§ **ACTION ITEM**
All of the records should be given again exactly as they appear.

+ + +

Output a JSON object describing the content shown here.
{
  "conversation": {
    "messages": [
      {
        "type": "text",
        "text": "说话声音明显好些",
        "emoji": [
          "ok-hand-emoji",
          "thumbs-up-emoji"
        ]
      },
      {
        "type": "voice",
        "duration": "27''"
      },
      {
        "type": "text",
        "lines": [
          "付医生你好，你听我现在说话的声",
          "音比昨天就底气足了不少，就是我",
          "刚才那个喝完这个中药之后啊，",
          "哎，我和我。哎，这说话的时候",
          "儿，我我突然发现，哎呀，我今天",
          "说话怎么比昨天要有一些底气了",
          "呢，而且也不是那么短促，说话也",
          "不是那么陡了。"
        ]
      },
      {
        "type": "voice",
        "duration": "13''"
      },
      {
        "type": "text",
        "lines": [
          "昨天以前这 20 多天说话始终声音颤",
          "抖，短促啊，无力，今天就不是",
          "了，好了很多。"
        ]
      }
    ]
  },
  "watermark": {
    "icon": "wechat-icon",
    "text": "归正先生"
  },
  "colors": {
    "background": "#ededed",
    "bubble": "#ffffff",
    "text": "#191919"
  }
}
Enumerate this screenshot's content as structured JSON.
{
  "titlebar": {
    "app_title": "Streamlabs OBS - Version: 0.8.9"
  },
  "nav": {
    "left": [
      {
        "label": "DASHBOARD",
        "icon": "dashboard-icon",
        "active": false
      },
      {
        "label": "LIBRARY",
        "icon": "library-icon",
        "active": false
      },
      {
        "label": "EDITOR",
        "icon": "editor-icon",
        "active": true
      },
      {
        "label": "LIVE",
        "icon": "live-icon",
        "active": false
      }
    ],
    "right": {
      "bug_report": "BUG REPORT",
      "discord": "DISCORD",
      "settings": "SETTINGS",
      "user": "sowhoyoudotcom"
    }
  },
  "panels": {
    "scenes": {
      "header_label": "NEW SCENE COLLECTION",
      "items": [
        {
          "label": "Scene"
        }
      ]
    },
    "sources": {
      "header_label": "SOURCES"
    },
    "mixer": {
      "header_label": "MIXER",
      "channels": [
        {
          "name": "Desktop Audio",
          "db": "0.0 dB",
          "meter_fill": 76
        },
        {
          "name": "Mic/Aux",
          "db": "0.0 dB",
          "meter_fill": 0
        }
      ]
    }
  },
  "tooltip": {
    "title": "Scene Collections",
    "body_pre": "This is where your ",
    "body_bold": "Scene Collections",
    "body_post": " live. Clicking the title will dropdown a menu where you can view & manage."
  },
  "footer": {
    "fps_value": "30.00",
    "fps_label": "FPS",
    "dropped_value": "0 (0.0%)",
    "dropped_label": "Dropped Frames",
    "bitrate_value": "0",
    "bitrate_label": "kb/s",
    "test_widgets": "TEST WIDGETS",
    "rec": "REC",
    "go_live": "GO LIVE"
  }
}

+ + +

§ **ANSWER TO THE EXERCISE**
Output a JSON object describing the content shown here.
{
  "conversation": {
    "messages": [
      {
        "type": "text",
        "text": "说话声音明显好些",
        "emoji": [
          "ok-hand-emoji",
          "thumbs-up-emoji"
        ]
      },
      {
        "type": "voice",
        "duration": "27''"
      },
      {
        "type": "text",
        "lines": [
          "付医生你好，你听我现在说话的声",
          "音比昨天就底气足了不少，就是我",
          "刚才那个喝完这个中药之后啊，",
          "哎，我和我。哎，这说话的时候",
          "儿，我我突然发现，哎呀，我今天",
          "说话怎么比昨天要有一些底气了",
          "呢，而且也不是那么短促，说话也",
          "不是那么陡了。"
        ]
      },
      {
        "type": "voice",
        "duration": "13''"
      },
      {
        "type": "text",
        "lines": [
          "昨天以前这 20 多天说话始终声音颤",
          "抖，短促啊，无力，今天就不是",
          "了，好了很多。"
        ]
      }
    ]
  },
  "watermark": {
    "icon": "wechat-icon",
    "text": "归正先生"
  },
  "colors": {
    "background": "#ededed",
    "bubble": "#ffffff",
    "text": "#191919"
  }
}
Enumerate this screenshot's content as structured JSON.
{
  "titlebar": {
    "app_title": "Streamlabs OBS - Version: 0.8.9"
  },
  "nav": {
    "left": [
      {
        "label": "DASHBOARD",
        "icon": "dashboard-icon",
        "active": false
      },
      {
        "label": "LIBRARY",
        "icon": "library-icon",
        "active": false
      },
      {
        "label": "EDITOR",
        "icon": "editor-icon",
        "active": true
      },
      {
        "label": "LIVE",
        "icon": "live-icon",
        "active": false
      }
    ],
    "right": {
      "bug_report": "BUG REPORT",
      "discord": "DISCORD",
      "settings": "SETTINGS",
      "user": "sowhoyoudotcom"
    }
  },
  "panels": {
    "scenes": {
      "header_label": "NEW SCENE COLLECTION",
      "items": [
        {
          "label": "Scene"
        }
      ]
    },
    "sources": {
      "header_label": "SOURCES"
    },
    "mixer": {
      "header_label": "MIXER",
      "channels": [
        {
          "name": "Desktop Audio",
          "db": "0.0 dB",
          "meter_fill": 76
        },
        {
          "name": "Mic/Aux",
          "db": "0.0 dB",
          "meter_fill": 0
        }
      ]
    }
  },
  "tooltip": {
    "title": "Scene Collections",
    "body_pre": "This is where your ",
    "body_bold": "Scene Collections",
    "body_post": " live. Clicking the title will dropdown a menu where you can view & manage."
  },
  "footer": {
    "fps_value": "30.00",
    "fps_label": "FPS",
    "dropped_value": "0 (0.0%)",
    "dropped_label": "Dropped Frames",
    "bitrate_value": "0",
    "bitrate_label": "kb/s",
    "test_widgets": "TEST WIDGETS",
    "rec": "REC",
    "go_live": "GO LIVE"
  }
}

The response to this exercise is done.